Last month, Budweiser announced that they would rename their signature beer “America” for the summer of 2016. Last week, Tribune Publishing rebranded itself as “tronc;” and today we learned that the new camel at Lincoln Park Zoo has been christened with the name “Alexander Camelton.”
We have now officially hit the trifecta of inane, terrible branding choices that are already being mocked and derided on social media.
With Budweiser being rebranded “America,” I presume bud light is being rebranded “Canada”
If somebody said “Tronc” out loud to me my first reaction would be to jab them with an epipen
And already there are 3000 drag performers called Alexandra Cameltoe
I know we talk a lot about “Yes, Anding” bad ideas in our improvisational work – but these are three ideas that needed only one round of “Yes, And” to understand that there should have been a clear “No,” when the idea was turning into a reality.
We have an advantage at Second City, we get to test out our ideas in front of audiences night after night – they tell us if something is funny or not. But we don’t just crowd-source our work. We have experts in writing, acting, improvisation, comedy, directing, producing apply their advanced skills in each of those areas to turn original ideas into quality content. One has to suspect that these branding blunders were constructed by committees without expertise or by individuals who had a “gut” sense of something that would stick.
In his terrific new book Originals, Adam Grant notes that a lot of new ideas, new campaigns, new products fail because experts in one area are under the misguided belief that their success in a specific field is fully transferable to other fields. He writes:
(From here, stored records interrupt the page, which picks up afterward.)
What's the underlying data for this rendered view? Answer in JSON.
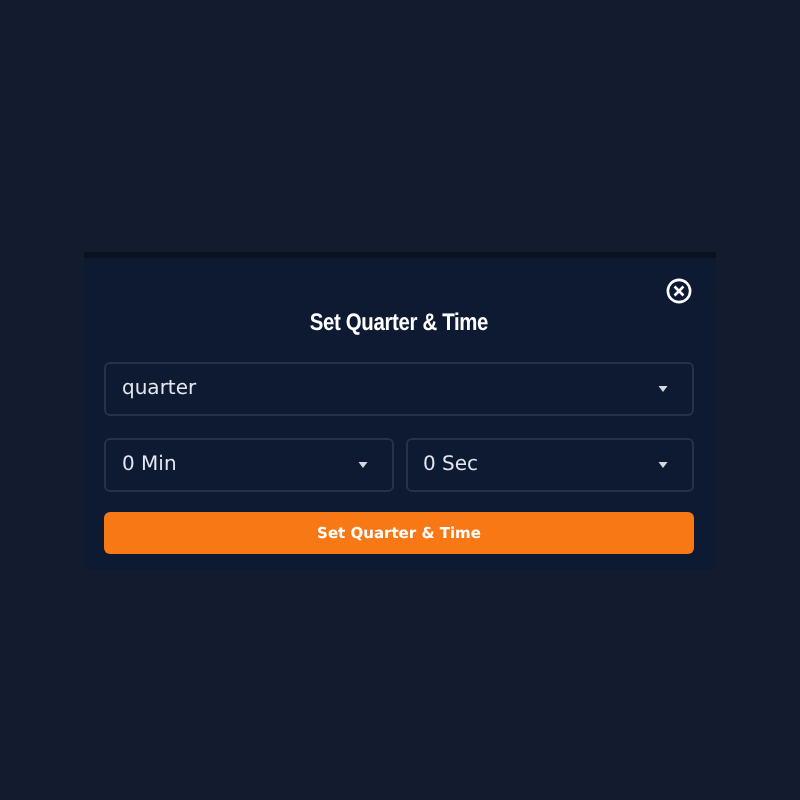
{
  "dialog": {
    "title": "Set Quarter & Time",
    "quarter_select": {
      "value": "quarter"
    },
    "minutes_select": {
      "value": "0 Min"
    },
    "seconds_select": {
      "value": "0 Sec"
    },
    "submit_button": {
      "label": "Set Quarter & Time"
    }
  }
}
“In a rapidly changing world, the lessons of experience can easily point us in the wrong direction. And because the pace of change is accelerating, our environments are becoming ever more unpredictable. This makes intuition less reliable as a source of insight about new ideas and places a growing premium on analysis.”
It’s amazing how many advertising guys think they are professional comedians; how many marketing experts think they are behavioral scientists; and how many public relations gurus have let their love of musical theatre overtake common sense.
If someone thinks they know it all, they are not only wrong, they are dangerous.
Budweiser’s marketing play that drafts on patriotism isn’t new or original, but it does feel disingenuous coming from a Belgian owned company. “tronc” feels like the lamest attempt by an established and storied brand to sound like a start up. Rule number one of brand authenticity is to not try to be what you categorically are not. It’s as if Motel 6 decided to behave as a boutique hotel or if Rolex suddenly went down market.
As for Alexander Camelton? Well, I told my 13 year old daughter about that and she exclaimed, “That’s awesome, let’s go to the zoo!”
And that drove home the point that I’m not a marketing expert.